PROBLEM DESCRIPTION:
Exactly the lines from the one with "Decode this image" through the end of the records below are needed, minus any pictures.

DATA TO EXAMINE:
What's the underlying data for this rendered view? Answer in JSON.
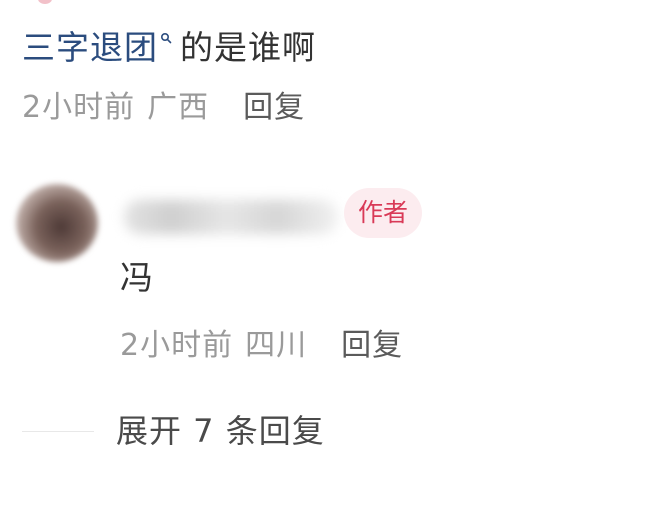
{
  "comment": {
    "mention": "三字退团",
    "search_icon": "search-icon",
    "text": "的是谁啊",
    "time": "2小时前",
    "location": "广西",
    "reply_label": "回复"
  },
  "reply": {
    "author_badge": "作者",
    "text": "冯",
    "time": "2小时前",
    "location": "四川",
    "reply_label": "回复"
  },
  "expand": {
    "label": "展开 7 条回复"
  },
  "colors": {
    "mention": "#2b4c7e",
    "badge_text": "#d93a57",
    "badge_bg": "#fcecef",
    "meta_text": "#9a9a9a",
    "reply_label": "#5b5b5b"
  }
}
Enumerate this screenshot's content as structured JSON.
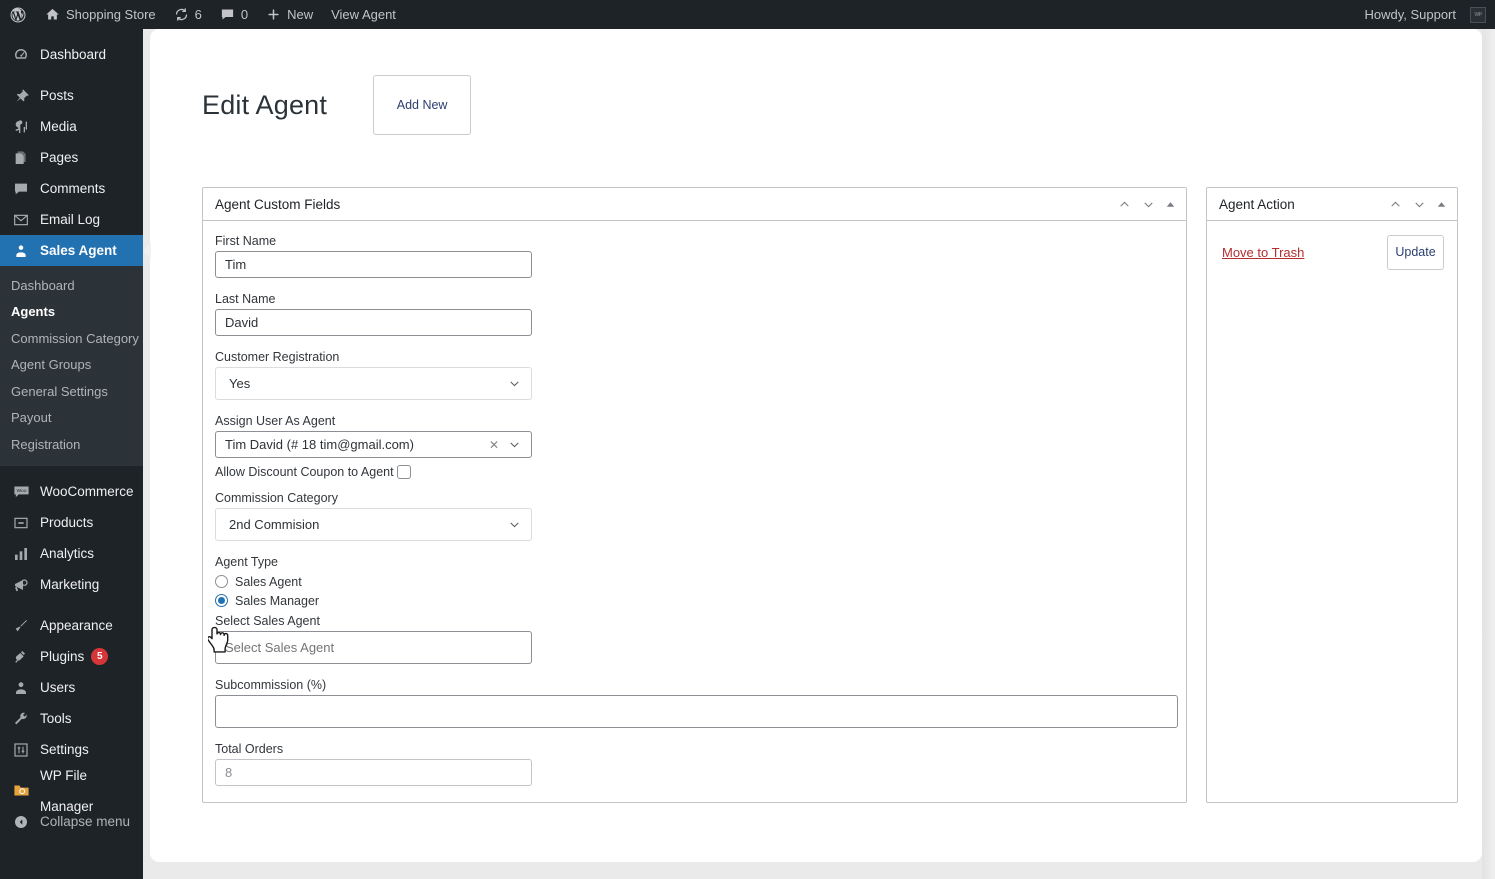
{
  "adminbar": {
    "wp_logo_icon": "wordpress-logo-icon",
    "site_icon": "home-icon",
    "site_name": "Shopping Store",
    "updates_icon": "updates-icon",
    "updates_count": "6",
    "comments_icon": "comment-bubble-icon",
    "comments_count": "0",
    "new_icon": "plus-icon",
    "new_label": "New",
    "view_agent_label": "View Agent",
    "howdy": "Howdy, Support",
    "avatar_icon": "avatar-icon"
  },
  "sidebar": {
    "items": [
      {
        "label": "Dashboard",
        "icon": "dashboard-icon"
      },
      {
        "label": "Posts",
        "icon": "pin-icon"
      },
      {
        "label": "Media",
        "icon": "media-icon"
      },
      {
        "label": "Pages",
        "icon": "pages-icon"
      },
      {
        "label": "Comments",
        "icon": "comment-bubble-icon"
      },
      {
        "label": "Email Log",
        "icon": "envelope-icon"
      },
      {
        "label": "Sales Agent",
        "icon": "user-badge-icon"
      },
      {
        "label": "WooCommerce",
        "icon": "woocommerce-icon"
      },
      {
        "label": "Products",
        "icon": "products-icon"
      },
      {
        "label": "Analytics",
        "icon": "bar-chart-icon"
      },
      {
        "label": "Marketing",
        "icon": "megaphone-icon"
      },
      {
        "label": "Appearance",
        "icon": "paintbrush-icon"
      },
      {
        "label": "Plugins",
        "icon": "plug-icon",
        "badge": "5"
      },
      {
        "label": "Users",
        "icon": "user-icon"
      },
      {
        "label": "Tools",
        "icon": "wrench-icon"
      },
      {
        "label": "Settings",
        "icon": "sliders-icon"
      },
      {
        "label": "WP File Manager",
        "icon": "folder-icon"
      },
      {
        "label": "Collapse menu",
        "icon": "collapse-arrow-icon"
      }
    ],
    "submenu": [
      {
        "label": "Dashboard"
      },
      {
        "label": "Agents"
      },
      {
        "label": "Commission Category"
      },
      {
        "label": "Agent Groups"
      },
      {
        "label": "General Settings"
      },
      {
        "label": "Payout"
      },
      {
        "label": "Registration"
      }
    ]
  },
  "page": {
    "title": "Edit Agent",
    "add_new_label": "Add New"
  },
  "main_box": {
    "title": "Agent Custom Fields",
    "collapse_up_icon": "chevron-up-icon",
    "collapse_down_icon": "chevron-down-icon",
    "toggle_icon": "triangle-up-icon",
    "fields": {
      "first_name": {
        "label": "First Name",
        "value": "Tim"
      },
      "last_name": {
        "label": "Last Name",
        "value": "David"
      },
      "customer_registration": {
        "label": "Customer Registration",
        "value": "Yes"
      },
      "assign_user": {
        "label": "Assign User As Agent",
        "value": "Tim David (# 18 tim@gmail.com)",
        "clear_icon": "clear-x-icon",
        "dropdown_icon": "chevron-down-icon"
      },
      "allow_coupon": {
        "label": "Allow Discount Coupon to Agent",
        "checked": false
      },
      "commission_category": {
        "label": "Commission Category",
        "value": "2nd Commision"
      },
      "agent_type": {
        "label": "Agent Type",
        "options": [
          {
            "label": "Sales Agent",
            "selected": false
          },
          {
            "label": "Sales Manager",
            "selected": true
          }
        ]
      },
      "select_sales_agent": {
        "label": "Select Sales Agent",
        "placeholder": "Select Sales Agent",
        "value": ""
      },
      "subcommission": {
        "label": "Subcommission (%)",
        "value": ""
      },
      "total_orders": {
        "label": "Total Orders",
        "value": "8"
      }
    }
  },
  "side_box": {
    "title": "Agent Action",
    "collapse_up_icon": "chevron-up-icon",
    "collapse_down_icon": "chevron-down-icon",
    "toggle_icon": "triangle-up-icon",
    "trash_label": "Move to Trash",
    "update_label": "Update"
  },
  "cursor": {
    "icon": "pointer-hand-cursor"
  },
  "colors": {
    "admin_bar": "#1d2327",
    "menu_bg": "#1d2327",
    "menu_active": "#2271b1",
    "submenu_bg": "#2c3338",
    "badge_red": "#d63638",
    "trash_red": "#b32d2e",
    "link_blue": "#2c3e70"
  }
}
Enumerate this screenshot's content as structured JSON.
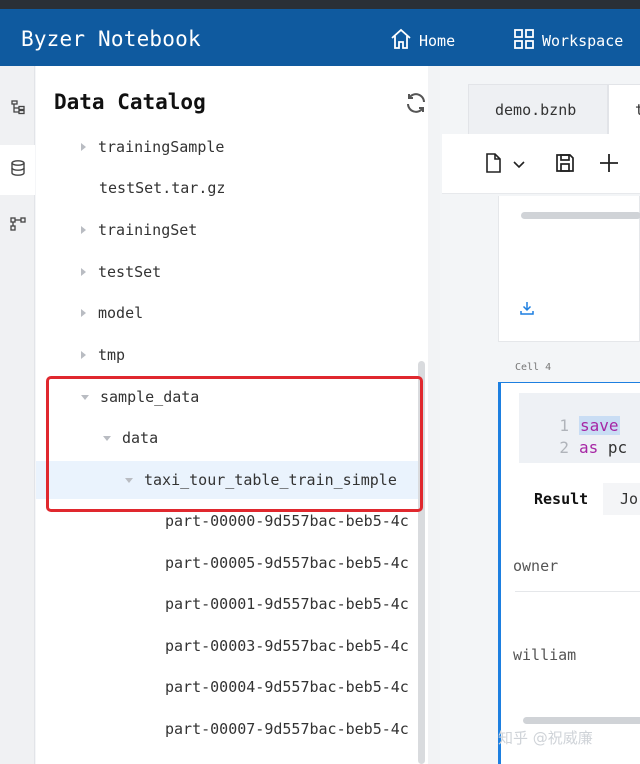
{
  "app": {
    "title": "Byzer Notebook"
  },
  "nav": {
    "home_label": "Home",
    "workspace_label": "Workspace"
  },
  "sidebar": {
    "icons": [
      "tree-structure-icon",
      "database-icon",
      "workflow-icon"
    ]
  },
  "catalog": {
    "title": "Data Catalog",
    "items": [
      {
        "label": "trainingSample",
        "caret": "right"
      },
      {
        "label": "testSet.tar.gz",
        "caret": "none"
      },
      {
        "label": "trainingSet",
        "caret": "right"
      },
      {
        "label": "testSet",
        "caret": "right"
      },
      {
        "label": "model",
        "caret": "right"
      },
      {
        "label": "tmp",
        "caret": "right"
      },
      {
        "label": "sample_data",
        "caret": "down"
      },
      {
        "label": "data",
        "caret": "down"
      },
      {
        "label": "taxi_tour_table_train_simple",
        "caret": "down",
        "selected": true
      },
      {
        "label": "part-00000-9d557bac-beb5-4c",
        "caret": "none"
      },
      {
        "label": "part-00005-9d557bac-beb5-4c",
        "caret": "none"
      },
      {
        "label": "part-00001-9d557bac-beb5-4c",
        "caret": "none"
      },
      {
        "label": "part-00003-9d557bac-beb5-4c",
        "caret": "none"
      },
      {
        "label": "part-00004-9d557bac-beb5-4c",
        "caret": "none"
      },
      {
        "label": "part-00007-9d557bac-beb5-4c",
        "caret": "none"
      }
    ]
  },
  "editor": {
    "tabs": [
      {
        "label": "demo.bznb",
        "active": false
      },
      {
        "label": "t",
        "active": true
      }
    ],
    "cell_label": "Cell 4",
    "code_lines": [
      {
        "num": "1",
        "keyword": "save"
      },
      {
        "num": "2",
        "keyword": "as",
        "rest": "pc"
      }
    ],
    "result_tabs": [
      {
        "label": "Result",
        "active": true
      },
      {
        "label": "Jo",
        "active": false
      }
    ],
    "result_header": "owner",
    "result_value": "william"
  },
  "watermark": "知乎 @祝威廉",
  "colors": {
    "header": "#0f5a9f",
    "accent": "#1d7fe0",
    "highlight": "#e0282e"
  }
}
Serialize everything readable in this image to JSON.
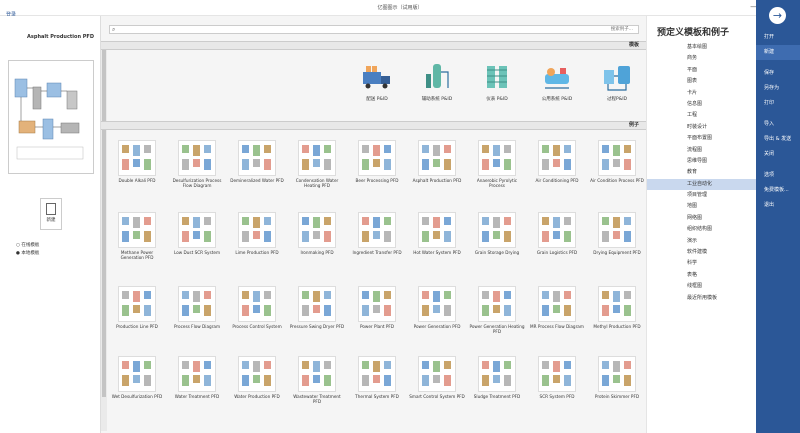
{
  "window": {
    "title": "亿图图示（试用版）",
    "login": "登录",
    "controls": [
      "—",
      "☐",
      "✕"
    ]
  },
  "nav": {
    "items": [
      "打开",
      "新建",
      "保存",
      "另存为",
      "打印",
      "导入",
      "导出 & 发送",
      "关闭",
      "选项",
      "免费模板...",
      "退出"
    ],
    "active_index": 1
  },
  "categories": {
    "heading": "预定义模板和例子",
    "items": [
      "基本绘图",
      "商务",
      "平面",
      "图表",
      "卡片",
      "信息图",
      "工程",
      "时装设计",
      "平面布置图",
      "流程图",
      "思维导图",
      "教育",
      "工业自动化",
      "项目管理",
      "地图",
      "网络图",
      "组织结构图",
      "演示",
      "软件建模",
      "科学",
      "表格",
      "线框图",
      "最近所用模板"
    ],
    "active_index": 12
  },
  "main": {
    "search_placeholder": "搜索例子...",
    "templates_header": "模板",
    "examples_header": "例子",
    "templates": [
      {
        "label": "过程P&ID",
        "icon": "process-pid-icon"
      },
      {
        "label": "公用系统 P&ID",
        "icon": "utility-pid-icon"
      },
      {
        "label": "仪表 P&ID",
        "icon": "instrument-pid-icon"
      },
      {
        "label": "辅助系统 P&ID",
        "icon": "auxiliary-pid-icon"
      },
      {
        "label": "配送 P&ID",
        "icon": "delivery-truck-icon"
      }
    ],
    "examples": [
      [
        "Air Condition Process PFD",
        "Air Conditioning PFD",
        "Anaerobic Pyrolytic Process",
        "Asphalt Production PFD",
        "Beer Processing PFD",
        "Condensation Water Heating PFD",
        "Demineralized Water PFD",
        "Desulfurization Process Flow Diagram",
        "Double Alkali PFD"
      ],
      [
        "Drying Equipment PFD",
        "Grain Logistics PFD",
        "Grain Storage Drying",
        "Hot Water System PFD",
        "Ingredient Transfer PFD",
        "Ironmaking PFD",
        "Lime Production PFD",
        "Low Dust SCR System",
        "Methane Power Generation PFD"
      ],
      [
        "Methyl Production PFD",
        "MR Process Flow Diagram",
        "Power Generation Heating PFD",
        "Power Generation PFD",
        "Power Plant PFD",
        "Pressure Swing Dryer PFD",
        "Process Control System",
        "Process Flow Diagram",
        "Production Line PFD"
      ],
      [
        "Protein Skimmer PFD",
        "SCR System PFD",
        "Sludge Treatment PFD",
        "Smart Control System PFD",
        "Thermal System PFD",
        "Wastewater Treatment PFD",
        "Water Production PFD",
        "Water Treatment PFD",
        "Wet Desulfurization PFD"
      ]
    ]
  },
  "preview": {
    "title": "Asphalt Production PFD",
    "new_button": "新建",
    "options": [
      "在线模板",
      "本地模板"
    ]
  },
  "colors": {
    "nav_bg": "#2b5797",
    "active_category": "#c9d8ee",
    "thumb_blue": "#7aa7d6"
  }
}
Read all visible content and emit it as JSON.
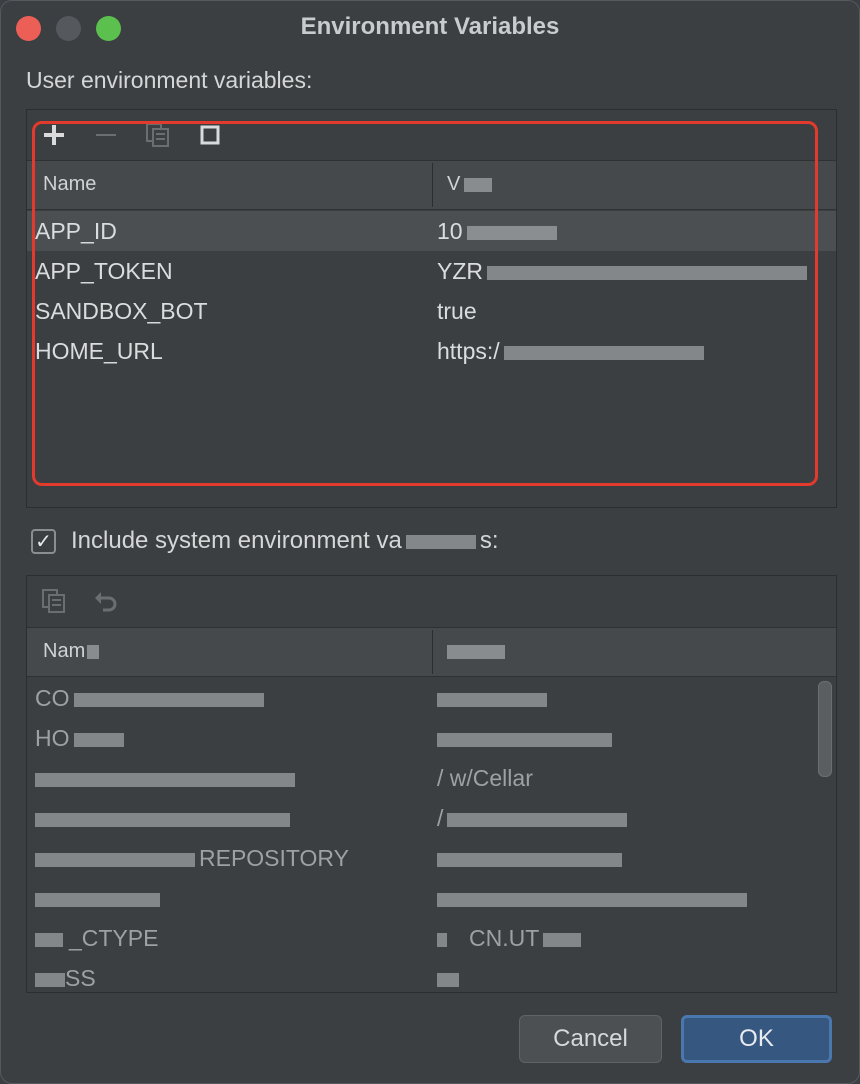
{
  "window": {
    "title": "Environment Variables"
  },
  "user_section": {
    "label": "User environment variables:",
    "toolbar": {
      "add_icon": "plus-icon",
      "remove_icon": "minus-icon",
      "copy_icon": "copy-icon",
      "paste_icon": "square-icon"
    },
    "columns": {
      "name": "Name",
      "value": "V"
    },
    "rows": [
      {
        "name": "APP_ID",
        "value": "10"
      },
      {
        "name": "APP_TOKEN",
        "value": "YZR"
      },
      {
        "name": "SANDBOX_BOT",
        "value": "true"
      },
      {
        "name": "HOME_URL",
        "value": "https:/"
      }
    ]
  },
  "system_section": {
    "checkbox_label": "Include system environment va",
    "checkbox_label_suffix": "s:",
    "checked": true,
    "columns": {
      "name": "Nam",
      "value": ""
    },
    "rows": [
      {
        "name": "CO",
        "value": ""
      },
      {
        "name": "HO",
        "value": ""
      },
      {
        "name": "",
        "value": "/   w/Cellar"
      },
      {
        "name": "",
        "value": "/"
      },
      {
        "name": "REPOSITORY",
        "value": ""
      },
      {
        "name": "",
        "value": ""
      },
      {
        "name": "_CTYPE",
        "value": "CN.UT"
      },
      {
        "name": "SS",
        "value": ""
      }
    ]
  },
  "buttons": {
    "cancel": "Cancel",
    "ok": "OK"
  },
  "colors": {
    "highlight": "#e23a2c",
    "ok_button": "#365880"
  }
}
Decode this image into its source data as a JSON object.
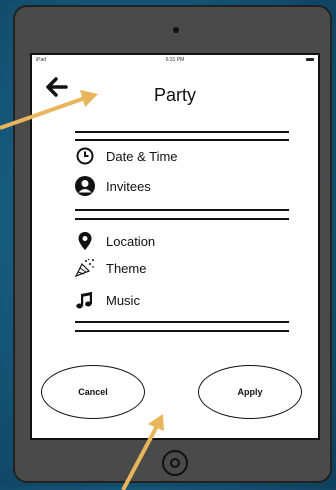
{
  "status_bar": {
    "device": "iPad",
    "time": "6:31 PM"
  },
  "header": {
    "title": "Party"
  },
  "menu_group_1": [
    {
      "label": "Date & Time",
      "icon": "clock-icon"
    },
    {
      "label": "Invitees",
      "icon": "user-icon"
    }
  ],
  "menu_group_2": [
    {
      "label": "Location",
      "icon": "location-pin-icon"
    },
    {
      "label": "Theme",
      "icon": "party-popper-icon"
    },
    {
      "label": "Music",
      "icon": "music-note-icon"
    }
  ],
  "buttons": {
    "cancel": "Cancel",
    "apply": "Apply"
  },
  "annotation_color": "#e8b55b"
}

WRITTEN SOLUTION:
Decode this image into its source data as a JSON object.
{
  "status_bar": {
    "device": "iPad",
    "time": "6:31 PM"
  },
  "header": {
    "title": "Party"
  },
  "menu_group_1": [
    {
      "label": "Date & Time",
      "icon": "clock-icon"
    },
    {
      "label": "Invitees",
      "icon": "user-icon"
    }
  ],
  "menu_group_2": [
    {
      "label": "Location",
      "icon": "location-pin-icon"
    },
    {
      "label": "Theme",
      "icon": "party-popper-icon"
    },
    {
      "label": "Music",
      "icon": "music-note-icon"
    }
  ],
  "buttons": {
    "cancel": "Cancel",
    "apply": "Apply"
  },
  "annotation_color": "#e8b55b"
}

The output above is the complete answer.